THE ‘PARALEGAL’ PAROLEE
Bar Association should worry about fake lawyers
The saga of Richard Wayne Ben-Neth, who started an “attorney-referral services” business in Tacoma while in a prison work-release facility, and dispensed legal advice as a parolee for nearly two years before authorities acted, should cause corrections and bar officials to do more than wince.
Ben-Neth is back behind bars, but several clients of his Attorney’s Legal Services Inc., which was listed in the Tacoma Yellow Pages, are out thousands of dollars. His caper, detailed last week by Times reporter Eric Nadler, should have been nipped in the bud before much damage was done.
Initially, Ben-Neth said he was only providing paralegal services – such things as investigation and research. No license is needed for that. The state should require that paralegals working on their own be licensed.
In the end, Ben-Neth pleaded guilty of the unauthorized practice of law, a misdemeanor.
His parole from a 1981 sentence for theft and check fraud was revoked a week ago by the state Board of Prison Terms and Paroles, which found that he had pretended to be a lawyer, misappropriated his clients’ money, traveled out of state without permission, owned a handgun, and allegedly attempted to sexually assault a secretary who complained about him. Only after that secretary’s complaint did the wheels of justice begin churning.
One bilked client had complained as early as February 1985 to the state Bar Association and later to the Pierce County prosecutor.
The bar’s response was that it oversees real attorneys – not fake ones. It took no action.
The police investigation didn’t start for months. And the Department of Corrections begged it all off to understaffing.
As excuses go, those were 0-for-3.
Ben-Neth got into trouble in 1981 with probation officers in King County for unauthorized practice of law while on probation. Yet, two years later, his parole officer allowed him to start work as an independent paralegal in Tacoma. That’s just not an understaffing problem. That’s horrible judgment.

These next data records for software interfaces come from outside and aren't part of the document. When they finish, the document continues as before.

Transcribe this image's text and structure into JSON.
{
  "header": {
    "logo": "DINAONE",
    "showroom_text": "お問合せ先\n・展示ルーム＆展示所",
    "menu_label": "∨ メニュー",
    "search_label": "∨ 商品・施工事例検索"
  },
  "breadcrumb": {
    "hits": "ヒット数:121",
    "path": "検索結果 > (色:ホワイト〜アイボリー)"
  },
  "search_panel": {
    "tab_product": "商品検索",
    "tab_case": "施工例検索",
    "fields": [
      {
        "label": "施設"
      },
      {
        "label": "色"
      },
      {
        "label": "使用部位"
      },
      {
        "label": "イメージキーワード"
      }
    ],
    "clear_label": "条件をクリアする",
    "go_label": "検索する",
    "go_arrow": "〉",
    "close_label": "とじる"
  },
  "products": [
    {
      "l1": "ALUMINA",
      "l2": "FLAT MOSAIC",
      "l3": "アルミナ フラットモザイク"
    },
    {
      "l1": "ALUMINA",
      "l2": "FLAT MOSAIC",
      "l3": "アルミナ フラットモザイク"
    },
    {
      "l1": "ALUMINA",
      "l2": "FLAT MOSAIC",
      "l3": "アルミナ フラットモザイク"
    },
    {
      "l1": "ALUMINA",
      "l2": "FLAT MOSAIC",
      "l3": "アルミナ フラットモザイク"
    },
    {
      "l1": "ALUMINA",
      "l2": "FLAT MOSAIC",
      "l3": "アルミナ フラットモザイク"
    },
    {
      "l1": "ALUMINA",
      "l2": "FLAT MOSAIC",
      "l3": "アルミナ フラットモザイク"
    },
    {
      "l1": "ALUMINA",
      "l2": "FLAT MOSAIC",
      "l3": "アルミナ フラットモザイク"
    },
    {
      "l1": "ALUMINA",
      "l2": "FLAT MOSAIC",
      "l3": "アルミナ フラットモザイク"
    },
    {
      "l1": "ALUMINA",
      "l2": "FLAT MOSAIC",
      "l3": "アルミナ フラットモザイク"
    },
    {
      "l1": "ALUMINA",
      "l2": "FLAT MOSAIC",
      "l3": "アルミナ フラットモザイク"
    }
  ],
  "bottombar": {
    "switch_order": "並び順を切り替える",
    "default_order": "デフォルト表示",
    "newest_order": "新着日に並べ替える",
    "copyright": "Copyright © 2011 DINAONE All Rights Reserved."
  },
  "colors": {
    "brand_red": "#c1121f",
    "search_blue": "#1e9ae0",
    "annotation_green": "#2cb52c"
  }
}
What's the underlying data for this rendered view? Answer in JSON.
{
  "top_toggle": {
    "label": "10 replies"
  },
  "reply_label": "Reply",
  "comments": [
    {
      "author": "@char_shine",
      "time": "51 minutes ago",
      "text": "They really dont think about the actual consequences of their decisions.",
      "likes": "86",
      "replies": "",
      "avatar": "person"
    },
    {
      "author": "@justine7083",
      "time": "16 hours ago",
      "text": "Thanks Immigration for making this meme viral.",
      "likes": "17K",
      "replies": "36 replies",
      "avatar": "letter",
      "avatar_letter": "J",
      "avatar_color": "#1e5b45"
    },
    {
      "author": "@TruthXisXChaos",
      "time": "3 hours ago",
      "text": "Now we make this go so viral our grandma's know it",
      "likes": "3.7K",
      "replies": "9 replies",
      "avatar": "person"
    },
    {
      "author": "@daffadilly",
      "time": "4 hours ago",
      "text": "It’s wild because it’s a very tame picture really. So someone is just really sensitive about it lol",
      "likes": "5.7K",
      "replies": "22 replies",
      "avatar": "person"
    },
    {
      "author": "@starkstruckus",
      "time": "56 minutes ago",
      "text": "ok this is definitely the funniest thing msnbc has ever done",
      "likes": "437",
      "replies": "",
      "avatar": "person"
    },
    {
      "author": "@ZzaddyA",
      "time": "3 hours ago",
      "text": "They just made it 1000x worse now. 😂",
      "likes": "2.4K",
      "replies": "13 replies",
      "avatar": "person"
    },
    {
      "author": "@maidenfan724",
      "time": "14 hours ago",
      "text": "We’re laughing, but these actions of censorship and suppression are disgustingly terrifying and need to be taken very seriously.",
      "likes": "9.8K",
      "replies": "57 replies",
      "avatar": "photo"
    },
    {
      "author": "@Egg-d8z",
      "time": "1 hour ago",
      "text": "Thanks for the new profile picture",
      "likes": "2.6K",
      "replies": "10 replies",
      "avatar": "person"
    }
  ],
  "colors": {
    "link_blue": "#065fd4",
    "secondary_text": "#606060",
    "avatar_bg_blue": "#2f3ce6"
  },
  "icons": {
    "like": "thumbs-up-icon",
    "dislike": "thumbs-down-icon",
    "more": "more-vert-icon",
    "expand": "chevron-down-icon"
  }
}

The Bar Association has been urged to file civil injunctions against such people as Ben-Neth so that prosecutors can move before clients suffer extensive losses. But Wayne Wilson, bar spokesman, said the bar will not try to supervise anyone who is not a licensed attorney.
There’s lots of room for rethinking there. Fake attorneys, left to operate even after bilking complaints have been made, certainly ought to be a bar concern.